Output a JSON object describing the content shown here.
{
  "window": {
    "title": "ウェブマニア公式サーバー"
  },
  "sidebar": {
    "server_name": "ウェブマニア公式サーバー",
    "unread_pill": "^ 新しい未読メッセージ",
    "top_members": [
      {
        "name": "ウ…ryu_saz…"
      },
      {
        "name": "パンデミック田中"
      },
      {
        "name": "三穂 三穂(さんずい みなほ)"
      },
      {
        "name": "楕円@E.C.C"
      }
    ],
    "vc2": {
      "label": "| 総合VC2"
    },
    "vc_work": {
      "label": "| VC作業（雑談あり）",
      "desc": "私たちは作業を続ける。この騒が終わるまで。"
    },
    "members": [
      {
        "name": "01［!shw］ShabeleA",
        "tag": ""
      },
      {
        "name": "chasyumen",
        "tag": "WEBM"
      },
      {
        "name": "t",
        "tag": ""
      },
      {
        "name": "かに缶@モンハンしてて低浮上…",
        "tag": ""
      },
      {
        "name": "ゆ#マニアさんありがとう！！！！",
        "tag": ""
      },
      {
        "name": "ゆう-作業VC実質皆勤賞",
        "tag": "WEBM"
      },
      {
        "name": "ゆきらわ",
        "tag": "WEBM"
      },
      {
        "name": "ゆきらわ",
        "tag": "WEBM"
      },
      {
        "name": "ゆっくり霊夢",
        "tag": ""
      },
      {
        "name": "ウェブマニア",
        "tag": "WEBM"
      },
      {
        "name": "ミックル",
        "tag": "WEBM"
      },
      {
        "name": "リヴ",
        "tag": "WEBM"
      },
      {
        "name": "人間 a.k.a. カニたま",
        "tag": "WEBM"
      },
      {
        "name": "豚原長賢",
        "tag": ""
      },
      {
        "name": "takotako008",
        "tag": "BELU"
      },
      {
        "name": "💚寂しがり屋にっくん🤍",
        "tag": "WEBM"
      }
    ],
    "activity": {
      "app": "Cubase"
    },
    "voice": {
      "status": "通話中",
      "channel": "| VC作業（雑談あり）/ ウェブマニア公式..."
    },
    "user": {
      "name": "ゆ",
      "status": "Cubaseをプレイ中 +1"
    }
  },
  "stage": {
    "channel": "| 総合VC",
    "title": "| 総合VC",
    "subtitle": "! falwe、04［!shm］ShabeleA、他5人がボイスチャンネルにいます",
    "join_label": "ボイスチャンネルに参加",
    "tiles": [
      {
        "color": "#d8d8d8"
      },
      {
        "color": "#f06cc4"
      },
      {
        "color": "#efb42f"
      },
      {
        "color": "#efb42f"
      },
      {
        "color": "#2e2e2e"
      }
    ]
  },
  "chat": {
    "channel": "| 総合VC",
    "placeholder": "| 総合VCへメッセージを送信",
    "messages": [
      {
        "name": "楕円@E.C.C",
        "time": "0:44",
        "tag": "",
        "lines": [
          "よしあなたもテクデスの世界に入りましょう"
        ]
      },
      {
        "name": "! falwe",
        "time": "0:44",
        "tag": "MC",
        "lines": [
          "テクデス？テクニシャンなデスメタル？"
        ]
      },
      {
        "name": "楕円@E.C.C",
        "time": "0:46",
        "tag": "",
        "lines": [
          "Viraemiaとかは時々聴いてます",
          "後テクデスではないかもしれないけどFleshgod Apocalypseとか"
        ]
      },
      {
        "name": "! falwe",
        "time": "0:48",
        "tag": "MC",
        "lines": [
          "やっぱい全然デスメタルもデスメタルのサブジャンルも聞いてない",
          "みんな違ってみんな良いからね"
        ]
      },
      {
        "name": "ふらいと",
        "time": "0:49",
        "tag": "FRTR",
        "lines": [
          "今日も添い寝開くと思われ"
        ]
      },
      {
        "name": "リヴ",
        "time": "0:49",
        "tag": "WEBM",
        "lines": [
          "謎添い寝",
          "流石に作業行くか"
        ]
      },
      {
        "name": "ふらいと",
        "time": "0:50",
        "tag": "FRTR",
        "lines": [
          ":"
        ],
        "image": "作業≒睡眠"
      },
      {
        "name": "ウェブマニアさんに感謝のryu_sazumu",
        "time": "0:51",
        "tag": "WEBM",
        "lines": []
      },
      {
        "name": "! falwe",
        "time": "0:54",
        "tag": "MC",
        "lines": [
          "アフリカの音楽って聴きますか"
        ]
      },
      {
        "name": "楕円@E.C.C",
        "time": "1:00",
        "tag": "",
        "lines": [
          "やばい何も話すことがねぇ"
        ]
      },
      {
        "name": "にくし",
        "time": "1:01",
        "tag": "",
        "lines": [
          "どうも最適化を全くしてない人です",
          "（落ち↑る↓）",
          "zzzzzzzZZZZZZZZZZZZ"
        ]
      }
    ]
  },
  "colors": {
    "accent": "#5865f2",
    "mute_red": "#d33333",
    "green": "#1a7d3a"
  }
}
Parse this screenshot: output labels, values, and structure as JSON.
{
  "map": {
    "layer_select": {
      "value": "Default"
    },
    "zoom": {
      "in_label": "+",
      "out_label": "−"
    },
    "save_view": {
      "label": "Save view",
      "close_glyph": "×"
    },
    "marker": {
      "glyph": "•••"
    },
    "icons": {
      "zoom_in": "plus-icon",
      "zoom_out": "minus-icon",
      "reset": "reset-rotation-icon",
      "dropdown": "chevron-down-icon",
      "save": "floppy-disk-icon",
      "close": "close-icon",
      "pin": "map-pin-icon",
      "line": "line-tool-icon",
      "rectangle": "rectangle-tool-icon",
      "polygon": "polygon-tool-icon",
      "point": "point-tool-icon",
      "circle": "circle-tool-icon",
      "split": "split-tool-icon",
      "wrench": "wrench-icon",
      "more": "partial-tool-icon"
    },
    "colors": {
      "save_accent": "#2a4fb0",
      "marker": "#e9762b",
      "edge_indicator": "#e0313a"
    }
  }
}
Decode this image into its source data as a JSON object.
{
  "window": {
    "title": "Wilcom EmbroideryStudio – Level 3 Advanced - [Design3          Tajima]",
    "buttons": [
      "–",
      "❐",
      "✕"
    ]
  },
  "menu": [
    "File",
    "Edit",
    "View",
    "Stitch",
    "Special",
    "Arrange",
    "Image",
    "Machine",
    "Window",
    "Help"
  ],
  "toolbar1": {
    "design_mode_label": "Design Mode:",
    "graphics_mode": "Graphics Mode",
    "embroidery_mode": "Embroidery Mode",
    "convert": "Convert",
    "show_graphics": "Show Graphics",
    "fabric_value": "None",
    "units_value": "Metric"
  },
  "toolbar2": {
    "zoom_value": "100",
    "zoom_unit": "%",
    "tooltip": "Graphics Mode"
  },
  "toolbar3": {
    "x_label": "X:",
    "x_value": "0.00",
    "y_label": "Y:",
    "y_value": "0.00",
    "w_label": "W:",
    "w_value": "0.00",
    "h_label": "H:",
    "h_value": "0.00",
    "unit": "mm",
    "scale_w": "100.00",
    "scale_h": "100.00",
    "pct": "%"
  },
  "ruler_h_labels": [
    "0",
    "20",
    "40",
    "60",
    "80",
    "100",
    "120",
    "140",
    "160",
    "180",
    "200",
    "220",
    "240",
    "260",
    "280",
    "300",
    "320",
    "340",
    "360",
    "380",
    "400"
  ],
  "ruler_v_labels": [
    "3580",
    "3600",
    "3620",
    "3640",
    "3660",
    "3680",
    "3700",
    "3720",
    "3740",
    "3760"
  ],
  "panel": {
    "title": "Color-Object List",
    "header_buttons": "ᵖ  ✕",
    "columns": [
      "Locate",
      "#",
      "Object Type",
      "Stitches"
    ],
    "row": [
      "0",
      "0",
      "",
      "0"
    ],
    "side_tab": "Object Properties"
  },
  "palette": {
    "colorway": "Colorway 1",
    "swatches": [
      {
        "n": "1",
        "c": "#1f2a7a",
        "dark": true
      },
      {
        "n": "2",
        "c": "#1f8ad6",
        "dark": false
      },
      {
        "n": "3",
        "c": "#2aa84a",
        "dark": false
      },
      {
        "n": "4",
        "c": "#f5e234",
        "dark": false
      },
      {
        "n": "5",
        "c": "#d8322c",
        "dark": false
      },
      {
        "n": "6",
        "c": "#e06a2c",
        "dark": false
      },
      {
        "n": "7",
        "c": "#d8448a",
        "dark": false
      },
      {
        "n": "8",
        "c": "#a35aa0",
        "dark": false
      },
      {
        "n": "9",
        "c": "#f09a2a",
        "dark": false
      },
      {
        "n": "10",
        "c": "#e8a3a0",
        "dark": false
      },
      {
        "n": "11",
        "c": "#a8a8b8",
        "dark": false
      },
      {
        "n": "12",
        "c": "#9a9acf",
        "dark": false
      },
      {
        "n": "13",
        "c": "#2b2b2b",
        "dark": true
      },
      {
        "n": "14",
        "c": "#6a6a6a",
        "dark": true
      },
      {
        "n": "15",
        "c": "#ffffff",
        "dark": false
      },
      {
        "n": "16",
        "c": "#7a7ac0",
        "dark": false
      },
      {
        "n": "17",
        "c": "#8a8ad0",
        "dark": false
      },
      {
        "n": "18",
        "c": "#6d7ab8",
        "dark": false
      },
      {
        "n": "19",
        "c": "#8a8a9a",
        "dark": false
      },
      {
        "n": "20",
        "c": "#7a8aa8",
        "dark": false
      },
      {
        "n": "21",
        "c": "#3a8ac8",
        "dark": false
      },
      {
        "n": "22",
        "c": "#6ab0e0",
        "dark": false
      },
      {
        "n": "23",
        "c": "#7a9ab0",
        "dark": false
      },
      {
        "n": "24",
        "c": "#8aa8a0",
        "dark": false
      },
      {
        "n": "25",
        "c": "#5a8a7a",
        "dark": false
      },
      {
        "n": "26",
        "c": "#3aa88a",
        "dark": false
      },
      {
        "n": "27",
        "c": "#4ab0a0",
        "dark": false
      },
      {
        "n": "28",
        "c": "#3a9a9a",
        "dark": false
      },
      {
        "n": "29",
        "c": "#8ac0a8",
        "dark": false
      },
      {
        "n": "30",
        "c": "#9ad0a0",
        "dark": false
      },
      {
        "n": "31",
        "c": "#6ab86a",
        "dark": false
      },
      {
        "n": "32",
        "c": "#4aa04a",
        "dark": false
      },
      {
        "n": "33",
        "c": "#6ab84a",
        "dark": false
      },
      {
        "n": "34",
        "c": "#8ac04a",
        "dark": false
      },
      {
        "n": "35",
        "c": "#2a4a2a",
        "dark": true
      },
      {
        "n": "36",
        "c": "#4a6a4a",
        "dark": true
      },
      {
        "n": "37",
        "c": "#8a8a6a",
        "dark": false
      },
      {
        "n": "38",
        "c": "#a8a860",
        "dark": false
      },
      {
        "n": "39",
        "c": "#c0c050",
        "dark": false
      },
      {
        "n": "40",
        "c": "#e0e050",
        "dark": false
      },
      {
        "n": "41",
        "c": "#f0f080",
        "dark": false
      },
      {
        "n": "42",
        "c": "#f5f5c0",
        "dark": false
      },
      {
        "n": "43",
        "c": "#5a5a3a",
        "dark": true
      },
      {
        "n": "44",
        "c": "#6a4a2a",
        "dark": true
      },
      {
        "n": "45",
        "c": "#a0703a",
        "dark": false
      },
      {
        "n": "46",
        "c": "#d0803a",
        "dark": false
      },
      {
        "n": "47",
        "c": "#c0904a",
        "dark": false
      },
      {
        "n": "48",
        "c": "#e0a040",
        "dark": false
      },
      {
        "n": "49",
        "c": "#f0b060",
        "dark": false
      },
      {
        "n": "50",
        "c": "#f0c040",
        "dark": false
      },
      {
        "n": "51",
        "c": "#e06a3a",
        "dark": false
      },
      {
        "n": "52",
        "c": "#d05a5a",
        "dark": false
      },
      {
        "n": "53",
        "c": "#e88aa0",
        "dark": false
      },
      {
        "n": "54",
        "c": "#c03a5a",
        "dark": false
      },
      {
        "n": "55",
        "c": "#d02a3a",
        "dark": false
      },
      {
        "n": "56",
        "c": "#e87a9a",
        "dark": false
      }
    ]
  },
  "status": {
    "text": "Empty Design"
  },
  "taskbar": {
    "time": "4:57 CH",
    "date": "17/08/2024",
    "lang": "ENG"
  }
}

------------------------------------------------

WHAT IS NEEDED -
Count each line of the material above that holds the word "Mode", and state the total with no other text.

ANSWER TO THE EXERCISE -
4